New York

Justen Ladda

Fashion Moda

Comic-book characters are a staple of American childhood. Boldly drawn, garishly colored heroes and villains people the imaginations of American children, crossing all barriers of class and race. Monster comics represent the darker, subconscious side of the mythology; the monster is usually a hero, goodness personified at heart but frightful to look upon. Justen Ladda’s rendering of the Marvel comic-book character “The Thing,” presented in conjunction with Fashion Moda in the South Bronx, is a phantasmagoric site piece that encompasses these archetypal childhood mythologies as well as the political and esthetic mythologies of poverty and Pop art. It is located in an abandoned school a few blocks from Fashion Moda’s storefront. An unusually powerful example of site-specific work, it would, in another, more properly art-world environment, become an illusionistic gimmick.

The school itself was apparently closed in the early ’70s; unprotected, it has been severely vandalized. What remains is the wreckage of an ongoing war. The building is a shell, showing traces of fire; whole staircases have been ripped out, all the windows broken, floorboards torn up; water floods much of the basement, giving the place a sickly sweet smell.

Visitors must bring lanterns to view Ladda’s “spacepainting.” Descending the remnants of a staircase to the basement, you reach the side entrance to the school auditorium. As the eye grows accustomed to the light, The Thing comes into focus, its lumpy orange body seeming to lunge out at you from the far wall of the auditorium, casting a pitch-black shadow. For a moment The Thing appears to be running across the seat tops toward you. The illusion breaks down as you enter the auditorium and see that the image of “The Thing” extends from the wall onto the chairs, accounting for its apparent three-dimensionality. But then the “genius of the place” takes over. All of the seats are painted white, and they seem to emanate light, their rounded regularity creating a virtual graveyard.

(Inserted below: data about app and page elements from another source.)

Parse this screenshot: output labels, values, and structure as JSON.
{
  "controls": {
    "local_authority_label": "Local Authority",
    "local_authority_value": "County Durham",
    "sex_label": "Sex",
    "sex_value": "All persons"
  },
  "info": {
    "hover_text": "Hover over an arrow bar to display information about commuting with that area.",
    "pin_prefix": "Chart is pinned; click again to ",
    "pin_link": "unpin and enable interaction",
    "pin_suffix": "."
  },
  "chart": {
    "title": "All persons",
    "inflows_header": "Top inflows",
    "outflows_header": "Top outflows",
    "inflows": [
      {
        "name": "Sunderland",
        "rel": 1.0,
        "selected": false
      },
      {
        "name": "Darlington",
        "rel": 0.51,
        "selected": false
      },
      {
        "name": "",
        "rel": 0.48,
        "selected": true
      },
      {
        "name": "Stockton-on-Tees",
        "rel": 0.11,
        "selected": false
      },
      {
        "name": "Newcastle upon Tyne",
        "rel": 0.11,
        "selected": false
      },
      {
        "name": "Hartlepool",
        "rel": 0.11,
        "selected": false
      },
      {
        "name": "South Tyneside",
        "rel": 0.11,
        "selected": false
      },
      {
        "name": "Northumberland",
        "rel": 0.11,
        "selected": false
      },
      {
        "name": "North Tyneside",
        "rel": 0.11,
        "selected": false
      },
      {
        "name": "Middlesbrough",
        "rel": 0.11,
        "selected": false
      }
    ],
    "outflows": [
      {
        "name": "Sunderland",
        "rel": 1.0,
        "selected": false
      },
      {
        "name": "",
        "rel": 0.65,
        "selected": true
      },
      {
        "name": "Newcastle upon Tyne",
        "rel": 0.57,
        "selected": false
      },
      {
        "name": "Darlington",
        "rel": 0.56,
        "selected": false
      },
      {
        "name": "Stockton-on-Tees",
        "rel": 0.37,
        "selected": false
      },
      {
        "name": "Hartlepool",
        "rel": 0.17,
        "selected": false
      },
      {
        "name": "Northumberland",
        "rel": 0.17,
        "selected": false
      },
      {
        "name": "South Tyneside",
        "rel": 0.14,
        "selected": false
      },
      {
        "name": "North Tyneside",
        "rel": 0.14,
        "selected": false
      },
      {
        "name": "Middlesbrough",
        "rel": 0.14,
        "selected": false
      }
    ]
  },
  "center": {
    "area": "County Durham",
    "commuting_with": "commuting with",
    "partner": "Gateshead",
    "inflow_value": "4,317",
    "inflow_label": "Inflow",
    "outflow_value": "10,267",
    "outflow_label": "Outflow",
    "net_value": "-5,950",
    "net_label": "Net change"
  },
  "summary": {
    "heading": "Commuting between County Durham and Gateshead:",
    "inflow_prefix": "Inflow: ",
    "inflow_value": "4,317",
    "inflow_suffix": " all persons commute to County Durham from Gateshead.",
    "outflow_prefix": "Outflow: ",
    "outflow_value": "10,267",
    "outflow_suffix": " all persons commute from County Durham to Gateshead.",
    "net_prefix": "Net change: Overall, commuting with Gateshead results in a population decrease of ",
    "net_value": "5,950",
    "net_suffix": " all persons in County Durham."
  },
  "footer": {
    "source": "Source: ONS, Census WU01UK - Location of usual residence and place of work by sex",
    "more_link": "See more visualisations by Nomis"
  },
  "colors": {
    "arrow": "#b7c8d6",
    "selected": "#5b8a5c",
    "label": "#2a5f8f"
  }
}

Working in a populist mode with issues of Pop art, Ladda gives an unusual twist to the packaging and consumption of art and culture implicit in Andy Warhol’s soup cans and in the slick, instantaneous iconic status of Roy Lichtenstein’s comics. In the announcement for the piece Ladda quotes Carl Jung; but his treatment of pop-culture imagery, and his placement of it in this school, also invite a political reading of “what it means for the gates of the underworld to be opened” and for “things whose enormity nobody could have imagined” to “[turn] our world upside down.” Here the underworld is not only that of archetypal images and childhood fantasies of power; it is the underworld of the political and social system that makes graveyards of schools, relegating an entire segment of the population to the position of a subconscious that must be repressed.

Ladda’s accompanying installation on the auditorium stage poses the specter of reaction and destruction. A pyramid of books about five feet high stands center stage. Behind the books, a white circle is painted on a black backdrop; within it, delicate yellow flames outline the edges of the pyramid. As you face the stage, it seems as if the books (which have been painted white) are spotlit, and in the dusky light the flames of this “bonfire” appear to grow. A ghost assembly witnesses the book-burning. Is The Thing charging angrily out from the auditorium wall in revenge?

Jamey Gambrell